In their two-volume book The Criminal Personality, Samuel Yochelson and Stanton Samenow maintain that criminal behavior is the result of warped thinking. Three entire sections (pp. 251–457) are devoted to “The thinking errors of the criminal.” By studying what criminals think, rather than trying to probe their feelings and backgrounds, these researchers use these sections to share their conclusions. “It is remarkable,” they write, “that the criminal often derives as great an impact from his activities during nonarrestable phases as he does from crime. The criminal’s thinking…

What is "grace" and what does it mean for the believer?

John MacArthur notes the following on the word “grace:”  ________________________________________________________
Grace is a single-word definition of the gospel. The gospel is the good news of God’s grace to sinful mankind. The nature of grace is giving, and the Bible tells us much more about giving than getting, because God’s nature is to give. God is a God of grace because He is a God who freely gives. It has nothing to do with anything we have done or have failed to do; it can only be received.
God is gracious because of who He is, not because of who or what we are. His grace is therefore unmerited, unearned, undeserved. It depends entirely on the One who gives it, not on those who receive it. Grace is God’s self-motivated, self-generated, sovereign act of giving.
God’s grace has another dimension that places it still further above every other kind of giving. The greatest gift of grace is self. Grace is therefore God’s Self donation, His Self giving. He not only gives blessings to …

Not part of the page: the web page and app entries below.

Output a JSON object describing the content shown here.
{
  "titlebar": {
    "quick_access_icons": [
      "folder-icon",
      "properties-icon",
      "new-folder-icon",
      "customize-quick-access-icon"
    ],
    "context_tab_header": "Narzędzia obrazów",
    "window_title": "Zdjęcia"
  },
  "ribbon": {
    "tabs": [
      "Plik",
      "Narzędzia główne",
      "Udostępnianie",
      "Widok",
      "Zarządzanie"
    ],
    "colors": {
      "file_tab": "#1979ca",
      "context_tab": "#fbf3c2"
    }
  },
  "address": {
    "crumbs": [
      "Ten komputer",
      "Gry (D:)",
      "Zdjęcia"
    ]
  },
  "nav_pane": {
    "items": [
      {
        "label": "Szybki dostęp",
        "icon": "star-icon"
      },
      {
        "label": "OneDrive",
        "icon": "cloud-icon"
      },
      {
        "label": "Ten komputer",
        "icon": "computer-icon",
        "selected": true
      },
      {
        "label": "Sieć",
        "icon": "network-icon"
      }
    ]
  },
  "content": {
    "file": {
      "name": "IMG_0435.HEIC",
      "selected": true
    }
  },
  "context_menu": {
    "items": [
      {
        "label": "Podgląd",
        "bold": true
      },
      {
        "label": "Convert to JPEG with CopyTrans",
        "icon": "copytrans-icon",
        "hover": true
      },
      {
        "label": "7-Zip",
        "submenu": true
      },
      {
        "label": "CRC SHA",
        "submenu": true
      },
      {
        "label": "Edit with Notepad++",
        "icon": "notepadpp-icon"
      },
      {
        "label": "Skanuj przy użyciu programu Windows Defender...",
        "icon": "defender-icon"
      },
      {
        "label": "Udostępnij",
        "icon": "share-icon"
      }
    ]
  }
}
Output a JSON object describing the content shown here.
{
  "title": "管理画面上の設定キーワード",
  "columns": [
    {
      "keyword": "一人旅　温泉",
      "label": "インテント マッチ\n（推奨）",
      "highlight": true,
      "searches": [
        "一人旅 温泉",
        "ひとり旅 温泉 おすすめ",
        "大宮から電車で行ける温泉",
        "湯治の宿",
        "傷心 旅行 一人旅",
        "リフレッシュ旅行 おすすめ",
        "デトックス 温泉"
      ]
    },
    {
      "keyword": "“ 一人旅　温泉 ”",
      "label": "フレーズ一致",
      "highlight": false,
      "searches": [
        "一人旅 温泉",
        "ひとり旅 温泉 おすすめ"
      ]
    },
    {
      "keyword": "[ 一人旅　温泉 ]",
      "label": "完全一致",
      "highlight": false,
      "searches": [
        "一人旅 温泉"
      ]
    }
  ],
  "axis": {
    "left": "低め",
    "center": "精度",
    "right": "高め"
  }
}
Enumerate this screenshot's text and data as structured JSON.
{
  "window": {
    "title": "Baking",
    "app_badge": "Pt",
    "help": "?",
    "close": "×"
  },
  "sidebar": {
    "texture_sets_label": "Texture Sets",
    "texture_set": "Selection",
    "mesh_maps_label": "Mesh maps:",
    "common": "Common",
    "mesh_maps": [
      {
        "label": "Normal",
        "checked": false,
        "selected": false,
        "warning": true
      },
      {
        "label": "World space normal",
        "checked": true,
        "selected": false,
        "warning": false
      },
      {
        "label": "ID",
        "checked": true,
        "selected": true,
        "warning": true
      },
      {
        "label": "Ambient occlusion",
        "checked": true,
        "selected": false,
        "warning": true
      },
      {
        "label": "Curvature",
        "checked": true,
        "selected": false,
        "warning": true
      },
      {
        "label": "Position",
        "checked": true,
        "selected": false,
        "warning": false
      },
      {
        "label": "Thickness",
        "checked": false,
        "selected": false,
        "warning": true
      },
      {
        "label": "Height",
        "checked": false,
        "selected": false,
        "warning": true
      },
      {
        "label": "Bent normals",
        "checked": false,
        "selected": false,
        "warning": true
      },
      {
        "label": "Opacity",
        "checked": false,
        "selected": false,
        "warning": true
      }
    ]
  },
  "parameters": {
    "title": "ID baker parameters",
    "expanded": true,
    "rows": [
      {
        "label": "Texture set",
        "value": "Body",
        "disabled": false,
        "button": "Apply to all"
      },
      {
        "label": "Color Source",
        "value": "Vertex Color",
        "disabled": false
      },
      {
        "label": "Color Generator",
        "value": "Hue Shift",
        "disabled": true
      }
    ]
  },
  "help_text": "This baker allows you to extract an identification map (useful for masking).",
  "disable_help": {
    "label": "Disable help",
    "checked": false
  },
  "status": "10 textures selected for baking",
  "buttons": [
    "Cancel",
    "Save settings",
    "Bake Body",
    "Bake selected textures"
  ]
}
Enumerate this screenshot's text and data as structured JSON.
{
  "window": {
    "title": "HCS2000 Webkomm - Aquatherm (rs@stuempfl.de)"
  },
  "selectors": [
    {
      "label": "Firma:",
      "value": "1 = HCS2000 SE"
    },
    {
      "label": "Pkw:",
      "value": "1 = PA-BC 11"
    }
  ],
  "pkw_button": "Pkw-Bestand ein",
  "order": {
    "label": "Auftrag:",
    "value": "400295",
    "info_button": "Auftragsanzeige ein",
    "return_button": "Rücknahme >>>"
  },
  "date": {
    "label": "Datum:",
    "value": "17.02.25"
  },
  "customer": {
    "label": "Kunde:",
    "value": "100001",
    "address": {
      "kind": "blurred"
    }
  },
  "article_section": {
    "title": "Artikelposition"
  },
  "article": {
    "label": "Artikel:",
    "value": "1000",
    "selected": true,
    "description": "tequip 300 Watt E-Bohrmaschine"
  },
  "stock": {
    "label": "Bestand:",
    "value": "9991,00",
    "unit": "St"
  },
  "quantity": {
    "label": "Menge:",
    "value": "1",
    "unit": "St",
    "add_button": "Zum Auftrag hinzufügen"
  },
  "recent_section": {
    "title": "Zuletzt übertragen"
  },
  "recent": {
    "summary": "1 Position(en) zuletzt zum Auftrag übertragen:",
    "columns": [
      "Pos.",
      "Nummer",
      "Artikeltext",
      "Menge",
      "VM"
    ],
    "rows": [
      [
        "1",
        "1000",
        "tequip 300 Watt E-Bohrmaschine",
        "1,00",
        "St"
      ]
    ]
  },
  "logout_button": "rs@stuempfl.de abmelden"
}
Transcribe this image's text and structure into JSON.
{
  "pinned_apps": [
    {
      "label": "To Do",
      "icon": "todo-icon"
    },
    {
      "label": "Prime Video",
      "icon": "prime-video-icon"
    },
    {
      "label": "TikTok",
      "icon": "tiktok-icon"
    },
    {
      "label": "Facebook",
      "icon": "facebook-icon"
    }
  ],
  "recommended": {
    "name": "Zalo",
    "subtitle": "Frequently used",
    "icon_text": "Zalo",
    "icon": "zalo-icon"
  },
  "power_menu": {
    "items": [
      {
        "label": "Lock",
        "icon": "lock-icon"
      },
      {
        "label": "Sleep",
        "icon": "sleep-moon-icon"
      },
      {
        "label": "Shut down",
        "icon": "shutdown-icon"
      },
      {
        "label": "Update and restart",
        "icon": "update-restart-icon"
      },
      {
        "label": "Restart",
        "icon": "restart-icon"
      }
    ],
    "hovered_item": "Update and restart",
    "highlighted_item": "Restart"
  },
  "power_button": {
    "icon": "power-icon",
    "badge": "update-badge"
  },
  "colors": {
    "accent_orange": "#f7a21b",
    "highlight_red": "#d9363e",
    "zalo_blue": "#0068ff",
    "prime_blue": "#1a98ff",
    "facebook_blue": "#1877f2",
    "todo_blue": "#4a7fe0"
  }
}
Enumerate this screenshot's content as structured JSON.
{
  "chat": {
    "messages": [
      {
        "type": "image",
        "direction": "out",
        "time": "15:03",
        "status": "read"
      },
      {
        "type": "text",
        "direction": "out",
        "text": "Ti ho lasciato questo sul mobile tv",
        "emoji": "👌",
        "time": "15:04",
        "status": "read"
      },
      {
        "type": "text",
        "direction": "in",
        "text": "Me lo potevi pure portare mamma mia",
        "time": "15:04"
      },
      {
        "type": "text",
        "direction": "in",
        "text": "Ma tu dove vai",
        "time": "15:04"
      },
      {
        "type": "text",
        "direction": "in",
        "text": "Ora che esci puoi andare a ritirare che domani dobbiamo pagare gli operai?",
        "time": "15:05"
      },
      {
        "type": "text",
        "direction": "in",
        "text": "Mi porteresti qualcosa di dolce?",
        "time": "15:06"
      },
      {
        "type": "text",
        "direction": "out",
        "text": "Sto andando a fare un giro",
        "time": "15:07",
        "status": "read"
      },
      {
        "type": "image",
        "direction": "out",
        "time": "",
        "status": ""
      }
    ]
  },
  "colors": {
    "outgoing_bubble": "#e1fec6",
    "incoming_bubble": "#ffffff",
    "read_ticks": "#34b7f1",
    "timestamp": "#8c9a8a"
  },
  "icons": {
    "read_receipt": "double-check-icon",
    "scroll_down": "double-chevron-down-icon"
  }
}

Is Deuteronomy 28:68 A Prophecy Concerning Blacks?

If you've had any interaction with the Black Hebrew Israelites (BHI), you have probably heard that the true identity of the Hebrew people is the African peoples (or some such nuance).  As evidence of this, BHI adherents will point to the blessing/cursing chapter of the Law, Deuteronomy 28, and see there a prophecy concerning Trans-Atlantic Slave Trade.  Perhaps even outside of BHI, you've wondered if this chapter discusses this.  
The Prescribed Truth Podcast takes on this reading: